A relatively young country, the Republic of Turkmenistan was born in 1991 after the breakup of the Soviet Union. Bordered by Afghanistan and Iran to the south, Uzbekistan to the north and the Caspian Sea to the west, most of the country is covered by the Black Sand Desert. Of the country's agricultural land, about half is planted with cotton.
In an effort to diversify the country's agricultural economy, the Cochran Fellowship Program, which provides training opportunities for emerging market countries, sent three participants from Turkmenistan to Wisconsin to learn more about the state's thriving dairy industry. The Cochran program, funded by the U.S. Department of Agriculture, strives to assist countries in developing and improving agricultural systems, as well as strengthening trade links. The Babcock Institute has previously hosted Cochran Fellows from India, Latin America and Northern Africa.
The Turkmenistan participants included: Sylap Meredov, head of the Maldar Society, a large state farmer organization, and an animal husbandry scientist responsible for the care of almost 45,000 animals, including sheep, camels and cows; Dr. Nurmuhammet Baygeldiyev, the chief specialist for the Central Veterinary Union who works with the National Institute of Livestock to breed sheep for longer and stronger wool; and Kakajan Gylyjov, a livestock breeder who owns a farm with cattle, goats and sheep in Turkmenistan.

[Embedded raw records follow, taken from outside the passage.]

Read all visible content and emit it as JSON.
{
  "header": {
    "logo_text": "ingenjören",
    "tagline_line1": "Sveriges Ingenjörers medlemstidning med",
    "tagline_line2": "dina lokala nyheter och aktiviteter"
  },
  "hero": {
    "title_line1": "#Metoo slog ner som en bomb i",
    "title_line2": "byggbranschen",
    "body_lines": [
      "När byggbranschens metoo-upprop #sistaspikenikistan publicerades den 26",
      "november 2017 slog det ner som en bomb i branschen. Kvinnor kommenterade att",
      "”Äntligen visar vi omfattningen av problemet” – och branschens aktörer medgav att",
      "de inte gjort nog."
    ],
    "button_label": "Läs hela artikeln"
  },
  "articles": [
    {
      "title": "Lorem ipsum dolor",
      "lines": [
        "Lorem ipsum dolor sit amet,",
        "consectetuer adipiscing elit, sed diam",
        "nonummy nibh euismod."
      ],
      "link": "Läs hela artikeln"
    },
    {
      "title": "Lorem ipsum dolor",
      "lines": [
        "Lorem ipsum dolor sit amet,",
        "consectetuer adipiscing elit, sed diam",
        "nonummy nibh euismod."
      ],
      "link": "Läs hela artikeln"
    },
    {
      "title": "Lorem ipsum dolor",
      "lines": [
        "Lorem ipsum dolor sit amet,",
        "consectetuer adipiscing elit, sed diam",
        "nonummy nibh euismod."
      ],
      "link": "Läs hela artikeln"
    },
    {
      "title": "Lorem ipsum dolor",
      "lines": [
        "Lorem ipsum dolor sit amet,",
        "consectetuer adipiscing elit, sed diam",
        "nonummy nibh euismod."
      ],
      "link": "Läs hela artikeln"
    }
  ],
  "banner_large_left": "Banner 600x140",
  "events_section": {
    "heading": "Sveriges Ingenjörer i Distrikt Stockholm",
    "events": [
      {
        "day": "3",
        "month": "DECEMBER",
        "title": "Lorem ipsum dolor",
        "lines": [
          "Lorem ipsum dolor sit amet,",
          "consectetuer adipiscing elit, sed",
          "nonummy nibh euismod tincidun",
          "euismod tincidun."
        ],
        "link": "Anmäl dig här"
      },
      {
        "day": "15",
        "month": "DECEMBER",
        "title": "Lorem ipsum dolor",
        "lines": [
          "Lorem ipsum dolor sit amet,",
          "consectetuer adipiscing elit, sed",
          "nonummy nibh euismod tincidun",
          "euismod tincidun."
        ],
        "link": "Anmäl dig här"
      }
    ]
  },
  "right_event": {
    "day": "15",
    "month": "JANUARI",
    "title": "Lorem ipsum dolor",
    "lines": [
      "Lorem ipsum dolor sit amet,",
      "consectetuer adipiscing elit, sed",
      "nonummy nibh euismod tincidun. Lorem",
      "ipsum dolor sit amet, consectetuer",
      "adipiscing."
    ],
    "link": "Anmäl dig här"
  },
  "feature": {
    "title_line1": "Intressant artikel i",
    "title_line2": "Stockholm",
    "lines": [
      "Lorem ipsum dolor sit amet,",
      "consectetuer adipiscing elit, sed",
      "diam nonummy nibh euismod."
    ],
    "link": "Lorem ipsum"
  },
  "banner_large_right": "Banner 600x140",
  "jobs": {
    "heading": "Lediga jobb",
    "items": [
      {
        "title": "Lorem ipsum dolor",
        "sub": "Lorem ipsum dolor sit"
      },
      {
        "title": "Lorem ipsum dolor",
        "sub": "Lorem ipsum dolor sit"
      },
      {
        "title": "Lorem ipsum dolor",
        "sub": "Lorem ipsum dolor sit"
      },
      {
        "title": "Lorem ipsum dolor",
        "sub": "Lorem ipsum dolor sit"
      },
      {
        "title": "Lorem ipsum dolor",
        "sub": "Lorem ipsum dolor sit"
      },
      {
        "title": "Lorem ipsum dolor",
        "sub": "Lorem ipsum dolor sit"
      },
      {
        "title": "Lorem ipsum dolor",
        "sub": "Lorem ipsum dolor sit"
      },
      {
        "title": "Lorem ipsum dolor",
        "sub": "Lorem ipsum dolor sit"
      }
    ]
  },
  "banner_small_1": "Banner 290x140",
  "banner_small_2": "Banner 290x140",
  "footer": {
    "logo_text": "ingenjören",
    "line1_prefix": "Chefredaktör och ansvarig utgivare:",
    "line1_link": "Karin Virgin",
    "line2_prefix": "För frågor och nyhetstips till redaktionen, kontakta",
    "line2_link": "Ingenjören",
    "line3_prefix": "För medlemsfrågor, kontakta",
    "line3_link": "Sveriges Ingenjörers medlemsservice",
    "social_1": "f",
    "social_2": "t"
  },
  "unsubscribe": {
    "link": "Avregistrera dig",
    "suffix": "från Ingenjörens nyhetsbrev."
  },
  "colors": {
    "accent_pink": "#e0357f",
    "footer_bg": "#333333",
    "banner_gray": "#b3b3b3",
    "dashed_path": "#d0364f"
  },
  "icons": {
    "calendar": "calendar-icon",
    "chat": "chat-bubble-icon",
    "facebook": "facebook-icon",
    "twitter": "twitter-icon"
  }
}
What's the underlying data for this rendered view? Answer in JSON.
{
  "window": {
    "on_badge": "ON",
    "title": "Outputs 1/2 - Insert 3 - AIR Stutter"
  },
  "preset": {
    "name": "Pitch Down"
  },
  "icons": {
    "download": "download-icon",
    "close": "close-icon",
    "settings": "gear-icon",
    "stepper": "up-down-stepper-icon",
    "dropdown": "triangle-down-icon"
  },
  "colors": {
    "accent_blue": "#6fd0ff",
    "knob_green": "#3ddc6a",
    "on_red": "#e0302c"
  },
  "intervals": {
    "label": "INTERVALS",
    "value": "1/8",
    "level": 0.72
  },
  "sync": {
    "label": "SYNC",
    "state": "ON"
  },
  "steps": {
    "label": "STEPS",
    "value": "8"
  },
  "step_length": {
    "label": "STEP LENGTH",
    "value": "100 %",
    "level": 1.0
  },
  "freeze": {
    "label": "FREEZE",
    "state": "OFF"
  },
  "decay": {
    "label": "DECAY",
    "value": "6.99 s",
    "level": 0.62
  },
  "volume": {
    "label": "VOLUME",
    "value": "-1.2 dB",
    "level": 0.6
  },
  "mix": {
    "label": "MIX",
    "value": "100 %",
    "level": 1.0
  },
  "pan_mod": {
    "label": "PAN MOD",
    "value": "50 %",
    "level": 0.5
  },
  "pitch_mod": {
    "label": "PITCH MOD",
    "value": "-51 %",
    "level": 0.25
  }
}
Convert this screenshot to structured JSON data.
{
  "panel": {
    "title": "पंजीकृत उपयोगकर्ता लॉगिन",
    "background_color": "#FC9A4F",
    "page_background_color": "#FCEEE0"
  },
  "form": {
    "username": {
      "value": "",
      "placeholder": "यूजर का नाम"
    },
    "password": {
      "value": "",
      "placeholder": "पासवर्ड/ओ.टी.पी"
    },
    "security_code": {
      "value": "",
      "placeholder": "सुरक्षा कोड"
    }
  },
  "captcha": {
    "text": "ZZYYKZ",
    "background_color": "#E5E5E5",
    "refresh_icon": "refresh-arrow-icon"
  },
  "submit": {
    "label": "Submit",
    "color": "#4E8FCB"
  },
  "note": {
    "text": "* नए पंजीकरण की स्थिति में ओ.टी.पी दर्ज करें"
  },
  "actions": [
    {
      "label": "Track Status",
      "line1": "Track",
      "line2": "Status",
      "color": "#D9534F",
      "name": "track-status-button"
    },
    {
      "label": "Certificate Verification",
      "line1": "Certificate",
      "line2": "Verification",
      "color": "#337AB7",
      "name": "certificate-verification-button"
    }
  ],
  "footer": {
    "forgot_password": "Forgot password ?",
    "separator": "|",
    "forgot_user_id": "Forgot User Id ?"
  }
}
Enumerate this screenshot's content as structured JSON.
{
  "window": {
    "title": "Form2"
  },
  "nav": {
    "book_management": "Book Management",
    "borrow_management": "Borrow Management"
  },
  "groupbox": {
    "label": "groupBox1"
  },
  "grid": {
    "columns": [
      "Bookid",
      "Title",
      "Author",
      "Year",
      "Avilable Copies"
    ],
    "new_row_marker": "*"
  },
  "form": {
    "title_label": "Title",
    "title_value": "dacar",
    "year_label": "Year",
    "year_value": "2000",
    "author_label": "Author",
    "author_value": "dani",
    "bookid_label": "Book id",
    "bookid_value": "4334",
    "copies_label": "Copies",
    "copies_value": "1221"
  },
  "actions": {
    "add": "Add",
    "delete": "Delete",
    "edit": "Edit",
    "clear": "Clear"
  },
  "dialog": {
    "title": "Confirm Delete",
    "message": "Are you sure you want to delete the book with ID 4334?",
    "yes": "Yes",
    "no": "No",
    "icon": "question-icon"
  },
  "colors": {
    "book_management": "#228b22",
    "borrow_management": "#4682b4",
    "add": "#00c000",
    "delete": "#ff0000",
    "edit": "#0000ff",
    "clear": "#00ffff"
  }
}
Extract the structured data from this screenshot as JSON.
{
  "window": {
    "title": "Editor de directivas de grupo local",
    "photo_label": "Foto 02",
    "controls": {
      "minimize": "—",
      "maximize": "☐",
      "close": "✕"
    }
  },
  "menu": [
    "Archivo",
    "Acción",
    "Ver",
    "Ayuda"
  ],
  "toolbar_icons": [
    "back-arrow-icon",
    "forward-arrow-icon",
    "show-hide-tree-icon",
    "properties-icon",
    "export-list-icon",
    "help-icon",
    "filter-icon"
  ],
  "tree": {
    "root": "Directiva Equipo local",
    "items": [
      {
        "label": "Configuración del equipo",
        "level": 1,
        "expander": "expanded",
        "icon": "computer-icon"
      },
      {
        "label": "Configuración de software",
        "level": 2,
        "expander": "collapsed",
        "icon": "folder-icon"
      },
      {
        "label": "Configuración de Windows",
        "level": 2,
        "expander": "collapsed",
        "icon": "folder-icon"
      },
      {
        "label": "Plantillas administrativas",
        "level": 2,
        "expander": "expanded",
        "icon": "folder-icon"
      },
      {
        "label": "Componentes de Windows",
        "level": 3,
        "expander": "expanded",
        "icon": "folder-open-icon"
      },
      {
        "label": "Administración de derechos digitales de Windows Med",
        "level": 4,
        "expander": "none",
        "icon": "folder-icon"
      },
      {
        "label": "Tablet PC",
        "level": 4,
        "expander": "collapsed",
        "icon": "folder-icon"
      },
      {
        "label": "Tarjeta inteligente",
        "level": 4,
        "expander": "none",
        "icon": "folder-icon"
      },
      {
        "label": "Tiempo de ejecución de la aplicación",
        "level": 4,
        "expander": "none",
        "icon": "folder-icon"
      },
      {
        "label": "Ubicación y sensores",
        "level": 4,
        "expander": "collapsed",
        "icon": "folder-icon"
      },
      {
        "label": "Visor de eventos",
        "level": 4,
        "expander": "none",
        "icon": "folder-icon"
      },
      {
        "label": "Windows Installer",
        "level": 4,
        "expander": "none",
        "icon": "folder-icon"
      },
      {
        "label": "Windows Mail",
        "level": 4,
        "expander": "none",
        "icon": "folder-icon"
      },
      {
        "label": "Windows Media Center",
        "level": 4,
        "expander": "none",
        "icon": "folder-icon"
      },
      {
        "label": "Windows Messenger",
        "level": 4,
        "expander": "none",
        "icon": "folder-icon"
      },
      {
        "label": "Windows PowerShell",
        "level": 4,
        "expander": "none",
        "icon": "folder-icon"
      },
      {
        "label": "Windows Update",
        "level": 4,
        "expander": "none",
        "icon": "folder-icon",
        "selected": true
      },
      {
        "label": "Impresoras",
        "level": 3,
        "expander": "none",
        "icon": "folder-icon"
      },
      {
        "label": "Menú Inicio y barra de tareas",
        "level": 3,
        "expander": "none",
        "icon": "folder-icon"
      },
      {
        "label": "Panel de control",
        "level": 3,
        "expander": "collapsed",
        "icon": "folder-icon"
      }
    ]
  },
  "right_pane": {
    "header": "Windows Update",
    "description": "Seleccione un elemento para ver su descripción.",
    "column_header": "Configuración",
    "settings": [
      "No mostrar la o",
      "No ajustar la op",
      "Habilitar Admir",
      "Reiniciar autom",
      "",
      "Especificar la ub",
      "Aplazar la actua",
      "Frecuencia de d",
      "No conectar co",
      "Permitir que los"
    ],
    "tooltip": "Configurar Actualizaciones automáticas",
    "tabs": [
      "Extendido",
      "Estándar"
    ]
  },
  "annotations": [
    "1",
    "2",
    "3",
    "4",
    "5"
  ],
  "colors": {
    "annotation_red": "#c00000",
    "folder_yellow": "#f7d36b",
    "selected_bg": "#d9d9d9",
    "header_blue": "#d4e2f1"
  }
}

The two-week program included day trips to ABS Global, Accelerated Genetics, U.S. Dairy Forage Research Farm, Arlington Research Station, as well as several local dairy farms. Dave Northey, of the UW-Madison Department of Animal Science, led a three-day artificial insemination training session. At the conclusion of the two-week program, each participant worked with the Babcock Institute to create an action plan to implement upon their return to Turkmenistan.
"During the two weeks of training in the U.S., I got a lot of new and useful information about the dairy industry and milk production, as well as cheese production of goat and sheep milk," said Gylyjov, a Turkmenistan livestock breeder. In fact, Gylyjov now plans to build the first farmstead cheese plant in Turkmenistan, producing mixed goat and cow's milk cheese.
Meredov, the head of a large state farmer organization, says he intends to use the information he learned in Wisconsin to form a society of 55 farmers in his area to conduct trainings on improved methods in harvesting, preserving forage, and making silage. Baygeldiyev, of the Central Veterinary Union, plans to conduct trainings throughout Turkmenistan's five regions.
The successful two-week training program with Turkmenistan is the most recent in a long history of effective educational sessions implemented by the Babcock Institute. Since its start in 1996, the institute has conducted 129 courses for more than 5,600 participants from 71 countries. Babcock works closely with university faculty in nine departments and 11 research centers in the College of Agricultural and Life Sciences, including the Departments of Animal Science, Dairy Science, Food Science and Agronomy. This collaborative environment provides an ideal setting to host high-quality, comprehensive training programs for individuals and groups from around the world.
For additional information on the Babcock Institute for International Dairy Research and Development, visit: babcock.cals.wisc.eduor call 608-265-4169.